Two years ago, I was assigned abroad to work on a project with McKinsey consultants for two full months. During that time I experienced something a little unusual. McKinsey prides itself on their processes, one of them is their project pre-kickoff round table. This is not really a foreign concept to me, before we kickoff any project, to give the clients from different departs and our internal team a chance to ease their nerves and get warmed up to one another. So before we dive into any projects, we will always carefully design a kickoff process to break the ice.

Ice breaking kickoff is simple, but its content and scale change depending on the clients’ backgrounds and personalities. The meeting is usually opened by a short introduction from our end, there would be some positive and light-hearted welcome. Afterwards, we briefly run through a list of items we would discuss and work on that day. Then before we initiate any pre-designed activities, we would ask everyone to introduce themselves by telling us their name, title and answer a fun question. For example, what is your your favorite sandwich? what are you into lately? Sometimes they could be hilarious questions too, but the point to to get everyone to open up, relax, and laugh a little.

While on the project with the McKinsey team, besides the typical kickoff I just briefly described, two more unusual questions were asked. The first one was “what would you like to learn on this project?” and the second was “what is your Myer-Briggs personality?”

I was pleasantly surprised to hear the first question. As a designer, it’s easy to fall into the pattern of being assigned chunks of responsibilities, but rarely would anyone ask you warmly about the things you’d like to learn or accomplish. I took serious note on this one, and from then on I paid close attention to every single designer I worked with, to try to understand what that might want to improve upon. It’s quite impossible to take care of every single person. But when delegating to and looking for opportunities for designers, leaving room for learning opportunities would give designers incentives to do an outstanding job, it’s absolutely a win-win situation for both the managers and the designers.

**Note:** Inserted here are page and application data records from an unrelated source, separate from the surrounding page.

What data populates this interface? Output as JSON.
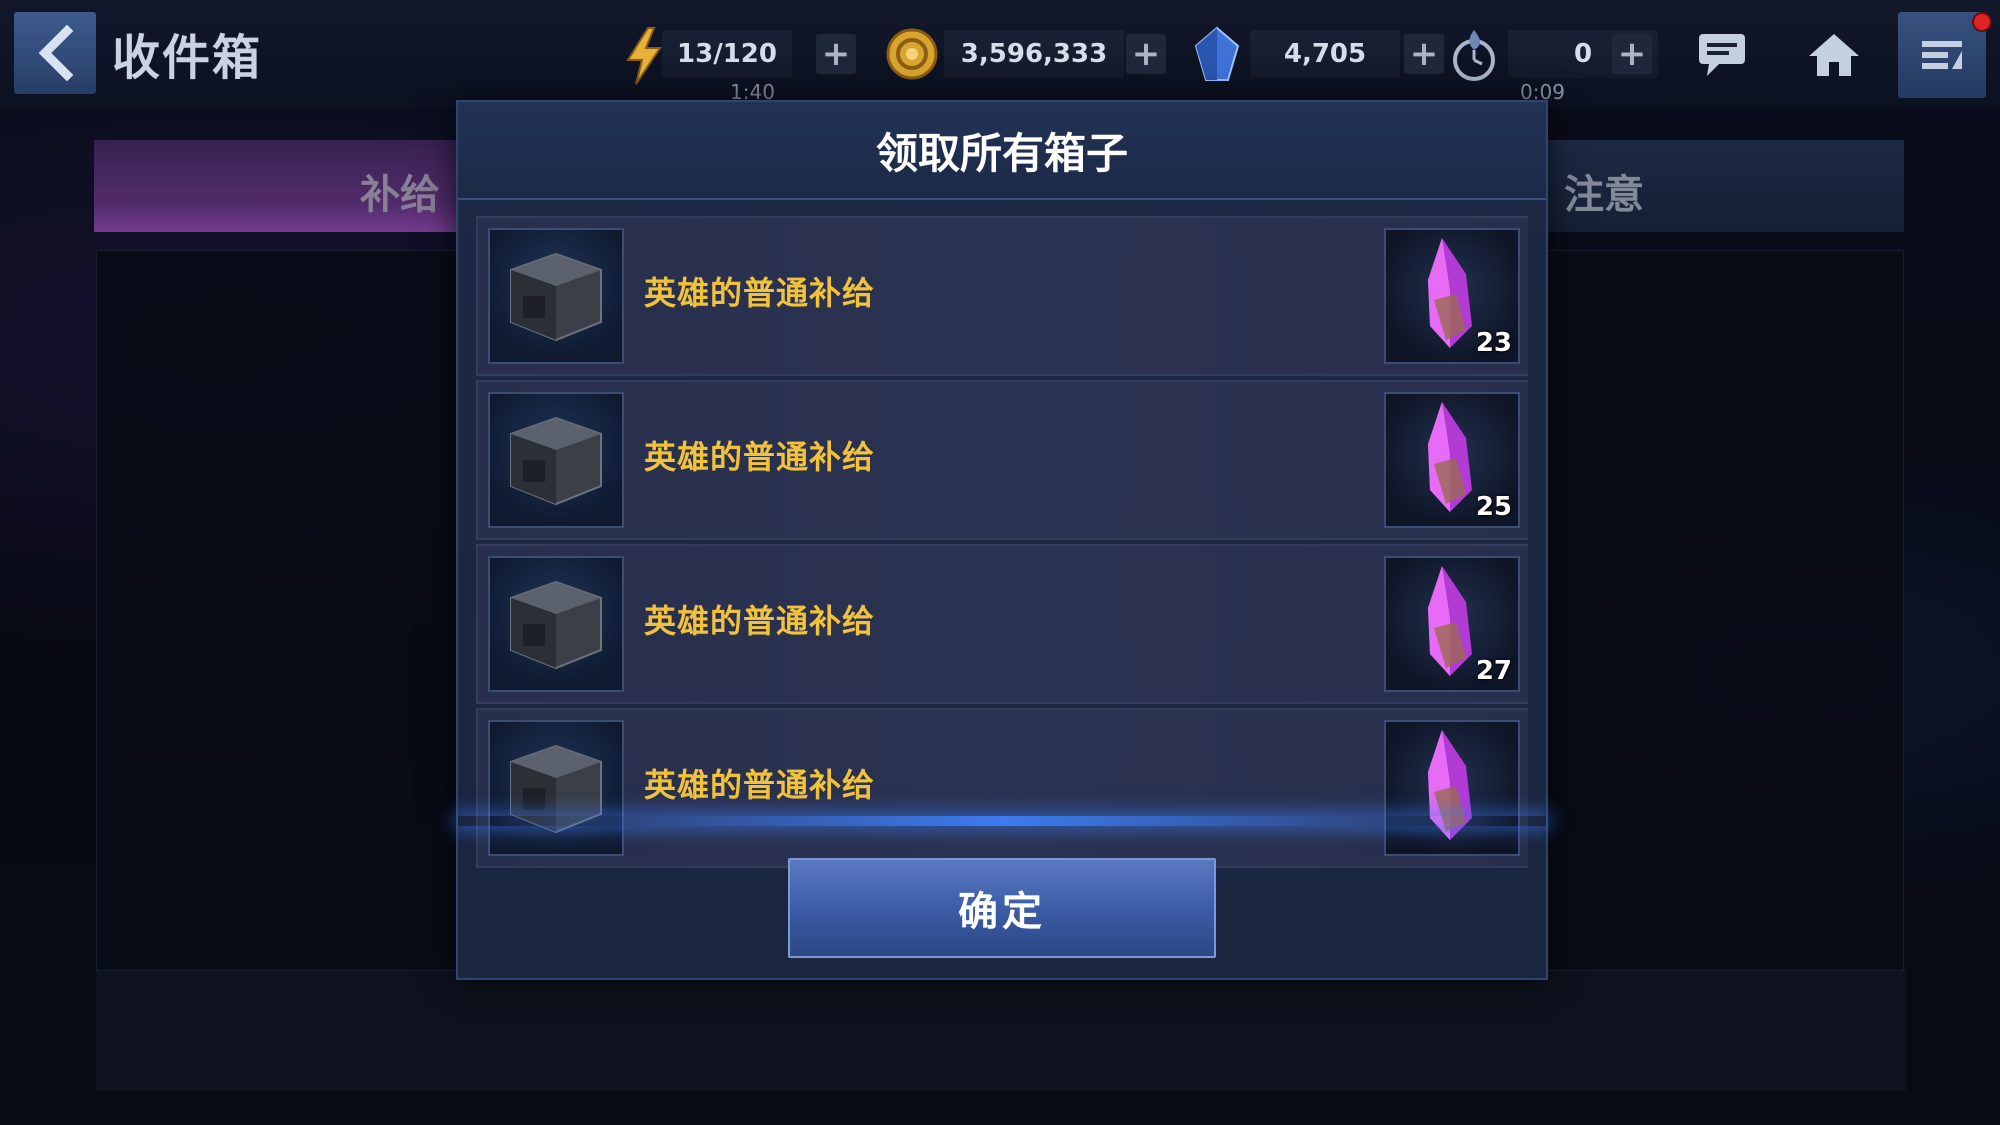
{
  "header": {
    "title": "收件箱",
    "resources": [
      {
        "id": "energy",
        "icon": "lightning-icon",
        "value": "13/120",
        "timer": "1:40"
      },
      {
        "id": "gold",
        "icon": "gold-coin-icon",
        "value": "3,596,333",
        "timer": ""
      },
      {
        "id": "crystal",
        "icon": "blue-crystal-icon",
        "value": "4,705",
        "timer": ""
      },
      {
        "id": "stamina",
        "icon": "timer-flame-icon",
        "value": "0",
        "timer": "0:09"
      }
    ],
    "plus_label": "+"
  },
  "tabs": {
    "left_label": "补给",
    "right_label": "注意"
  },
  "modal": {
    "title": "领取所有箱子",
    "items": [
      {
        "name": "英雄的普通补给",
        "reward_icon": "purple-crystal-shard-icon",
        "count": "23"
      },
      {
        "name": "英雄的普通补给",
        "reward_icon": "purple-crystal-shard-icon",
        "count": "25"
      },
      {
        "name": "英雄的普通补给",
        "reward_icon": "purple-crystal-shard-icon",
        "count": "27"
      },
      {
        "name": "英雄的普通补给",
        "reward_icon": "purple-crystal-shard-icon",
        "count": ""
      }
    ],
    "confirm_label": "确定"
  },
  "colors": {
    "accent_blue": "#3a5aa3",
    "item_name_gold": "#f3c23b",
    "notification_red": "#e02424"
  }
}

The second questions caught me a little off guard. Myers-Briggs is a well-known career type indicator test. Some companies would even require every job applicant to complete the test before sending out an offer. I can’t say if any company rescinds their offers after reading the results from the test. But because of that exact possibility, the Myers-Birggs never really had a great reputation. Many felt like the test is a way for us to forcefully put people in baskets and give them labels. If anyone were to make some sort of mistake, we could easily blame the personality trait. But, McKinsey uses this information differently. They ask what your type is because they want to be able to anticipate your reaction to difficult situations. If their own personality type is on the opposite end of yours, they would find a way to offer the qualities you don’t have to help you get through rough patches. Team work is everything on every project to them.

Because we weren’t part of McKinsey, so we weren’t asked for our Myers-Briggs type. But I did get very curious about it, the result shows I am an extremely introverted low-key person, I am a INFP, a mediator. To be honest, the result is shockingly true.
they may be perceived as calm, reserved, or even shy, INFPs have an inner flame and passion that can truly shine
INFPs communicate deeply with others
The strength of this intuitive communication style lends itself well to creative works
Listen to Many People, but Talk to Few

I took the same test my early 20s, but it didn’t mean much to me then. Well, now, after life happened, I am in awe in the accuracy of this test, it made me honest and faced both my strengths and weaknesses. Reading this, you might finally understand why on day I wrote about taking care of myself last, and also why it takes me time and quietness to reset/heal myself. Give the test a try, I have yet to meet anyone calling this test inaccurate –16 Personalities.

On WorkingSandy ChenComment